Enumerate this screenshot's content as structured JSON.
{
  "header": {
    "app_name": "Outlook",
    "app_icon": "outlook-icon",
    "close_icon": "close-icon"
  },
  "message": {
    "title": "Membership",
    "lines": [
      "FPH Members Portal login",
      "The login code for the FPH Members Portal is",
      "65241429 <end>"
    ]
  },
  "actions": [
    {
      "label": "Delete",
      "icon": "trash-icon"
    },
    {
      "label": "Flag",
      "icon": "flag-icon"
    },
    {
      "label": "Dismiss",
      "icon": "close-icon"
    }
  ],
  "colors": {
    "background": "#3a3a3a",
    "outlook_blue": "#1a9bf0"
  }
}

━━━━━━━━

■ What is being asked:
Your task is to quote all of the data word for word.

■ Solved exercise:
Enumerate this screenshot's content as structured JSON.
{
  "header": {
    "app_name": "Outlook",
    "app_icon": "outlook-icon",
    "close_icon": "close-icon"
  },
  "message": {
    "title": "Membership",
    "lines": [
      "FPH Members Portal login",
      "The login code for the FPH Members Portal is",
      "65241429 <end>"
    ]
  },
  "actions": [
    {
      "label": "Delete",
      "icon": "trash-icon"
    },
    {
      "label": "Flag",
      "icon": "flag-icon"
    },
    {
      "label": "Dismiss",
      "icon": "close-icon"
    }
  ],
  "colors": {
    "background": "#3a3a3a",
    "outlook_blue": "#1a9bf0"
  }
}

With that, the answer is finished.